::: Records provided

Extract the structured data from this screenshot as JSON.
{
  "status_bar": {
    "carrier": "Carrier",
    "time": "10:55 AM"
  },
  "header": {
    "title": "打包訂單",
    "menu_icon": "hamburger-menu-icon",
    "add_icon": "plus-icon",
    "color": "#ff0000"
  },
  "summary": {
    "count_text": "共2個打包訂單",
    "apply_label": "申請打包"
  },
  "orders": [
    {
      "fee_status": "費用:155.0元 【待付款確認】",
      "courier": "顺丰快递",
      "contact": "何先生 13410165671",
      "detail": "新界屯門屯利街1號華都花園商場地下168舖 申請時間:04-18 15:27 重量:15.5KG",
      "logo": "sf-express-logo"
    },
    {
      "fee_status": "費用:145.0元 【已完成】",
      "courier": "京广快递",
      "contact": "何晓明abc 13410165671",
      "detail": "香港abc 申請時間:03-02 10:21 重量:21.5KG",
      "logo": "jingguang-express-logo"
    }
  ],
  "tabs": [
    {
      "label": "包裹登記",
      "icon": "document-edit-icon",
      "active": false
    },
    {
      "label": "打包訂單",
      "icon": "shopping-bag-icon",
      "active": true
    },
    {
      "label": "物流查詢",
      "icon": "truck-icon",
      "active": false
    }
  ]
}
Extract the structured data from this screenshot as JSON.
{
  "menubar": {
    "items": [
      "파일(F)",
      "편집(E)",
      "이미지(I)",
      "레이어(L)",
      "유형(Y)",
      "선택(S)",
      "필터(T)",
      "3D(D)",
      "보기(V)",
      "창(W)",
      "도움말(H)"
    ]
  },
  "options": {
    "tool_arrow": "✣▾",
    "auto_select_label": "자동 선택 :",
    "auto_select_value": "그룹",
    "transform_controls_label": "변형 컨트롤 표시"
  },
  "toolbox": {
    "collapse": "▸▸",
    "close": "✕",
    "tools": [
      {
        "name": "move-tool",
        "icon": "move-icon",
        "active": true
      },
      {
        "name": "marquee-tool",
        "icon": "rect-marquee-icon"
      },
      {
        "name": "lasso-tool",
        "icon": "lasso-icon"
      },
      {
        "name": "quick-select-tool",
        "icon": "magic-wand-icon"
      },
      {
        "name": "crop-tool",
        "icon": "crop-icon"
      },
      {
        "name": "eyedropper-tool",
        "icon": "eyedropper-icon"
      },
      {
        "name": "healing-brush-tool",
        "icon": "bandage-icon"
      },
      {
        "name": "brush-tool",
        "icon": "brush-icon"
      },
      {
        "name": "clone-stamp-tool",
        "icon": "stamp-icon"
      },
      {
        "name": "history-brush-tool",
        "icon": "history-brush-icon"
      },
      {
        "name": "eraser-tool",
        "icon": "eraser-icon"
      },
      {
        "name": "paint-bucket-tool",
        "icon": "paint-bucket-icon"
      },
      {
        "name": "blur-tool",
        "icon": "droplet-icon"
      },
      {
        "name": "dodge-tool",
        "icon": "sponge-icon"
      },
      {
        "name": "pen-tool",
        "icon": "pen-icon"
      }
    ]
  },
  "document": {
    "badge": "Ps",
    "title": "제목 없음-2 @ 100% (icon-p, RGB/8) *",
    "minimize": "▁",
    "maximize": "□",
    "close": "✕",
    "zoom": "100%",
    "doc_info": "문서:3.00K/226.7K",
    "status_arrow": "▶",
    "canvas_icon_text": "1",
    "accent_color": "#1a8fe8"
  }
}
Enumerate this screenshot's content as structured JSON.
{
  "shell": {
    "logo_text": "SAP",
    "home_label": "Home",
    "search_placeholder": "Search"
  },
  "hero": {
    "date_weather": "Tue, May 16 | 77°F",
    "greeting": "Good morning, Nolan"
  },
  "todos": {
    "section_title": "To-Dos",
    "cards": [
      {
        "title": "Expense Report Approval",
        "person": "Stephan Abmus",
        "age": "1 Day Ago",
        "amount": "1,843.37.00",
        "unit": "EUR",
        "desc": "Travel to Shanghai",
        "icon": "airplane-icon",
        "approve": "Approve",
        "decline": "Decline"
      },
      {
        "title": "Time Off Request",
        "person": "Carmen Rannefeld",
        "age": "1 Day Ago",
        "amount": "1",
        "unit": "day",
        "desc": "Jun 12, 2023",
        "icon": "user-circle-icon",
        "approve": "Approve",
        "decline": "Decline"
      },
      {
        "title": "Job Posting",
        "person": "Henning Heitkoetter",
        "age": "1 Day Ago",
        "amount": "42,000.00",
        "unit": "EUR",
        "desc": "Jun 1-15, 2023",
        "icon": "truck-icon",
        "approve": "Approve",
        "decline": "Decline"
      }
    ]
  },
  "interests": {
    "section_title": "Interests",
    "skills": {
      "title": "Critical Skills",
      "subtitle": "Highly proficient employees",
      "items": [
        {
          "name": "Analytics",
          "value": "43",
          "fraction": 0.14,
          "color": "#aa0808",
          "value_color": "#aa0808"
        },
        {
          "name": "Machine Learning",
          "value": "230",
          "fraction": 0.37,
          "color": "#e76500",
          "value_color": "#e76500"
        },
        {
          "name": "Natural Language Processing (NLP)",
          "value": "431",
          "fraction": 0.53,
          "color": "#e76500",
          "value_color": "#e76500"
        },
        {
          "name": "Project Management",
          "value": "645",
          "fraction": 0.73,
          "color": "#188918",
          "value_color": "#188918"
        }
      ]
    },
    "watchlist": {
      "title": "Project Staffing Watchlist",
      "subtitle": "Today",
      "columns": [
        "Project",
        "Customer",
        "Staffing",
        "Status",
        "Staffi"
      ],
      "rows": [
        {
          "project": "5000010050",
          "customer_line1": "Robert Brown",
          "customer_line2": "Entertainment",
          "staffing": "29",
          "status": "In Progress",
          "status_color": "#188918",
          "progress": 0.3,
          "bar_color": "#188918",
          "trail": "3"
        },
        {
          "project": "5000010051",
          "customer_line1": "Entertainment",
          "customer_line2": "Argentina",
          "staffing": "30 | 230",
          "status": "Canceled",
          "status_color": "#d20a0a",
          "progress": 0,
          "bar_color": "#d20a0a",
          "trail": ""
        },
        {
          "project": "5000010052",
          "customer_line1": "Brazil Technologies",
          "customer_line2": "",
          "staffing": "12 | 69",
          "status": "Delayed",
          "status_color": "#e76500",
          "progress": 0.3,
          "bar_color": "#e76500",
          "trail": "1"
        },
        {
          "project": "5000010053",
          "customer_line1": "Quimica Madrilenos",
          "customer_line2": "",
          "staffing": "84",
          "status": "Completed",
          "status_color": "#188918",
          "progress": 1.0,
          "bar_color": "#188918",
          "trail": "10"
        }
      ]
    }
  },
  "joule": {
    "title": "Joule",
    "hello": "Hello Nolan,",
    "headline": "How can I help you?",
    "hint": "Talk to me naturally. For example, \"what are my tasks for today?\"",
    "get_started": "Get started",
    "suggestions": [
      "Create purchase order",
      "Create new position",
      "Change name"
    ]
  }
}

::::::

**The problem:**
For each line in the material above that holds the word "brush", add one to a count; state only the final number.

**Result of this exercise:**
5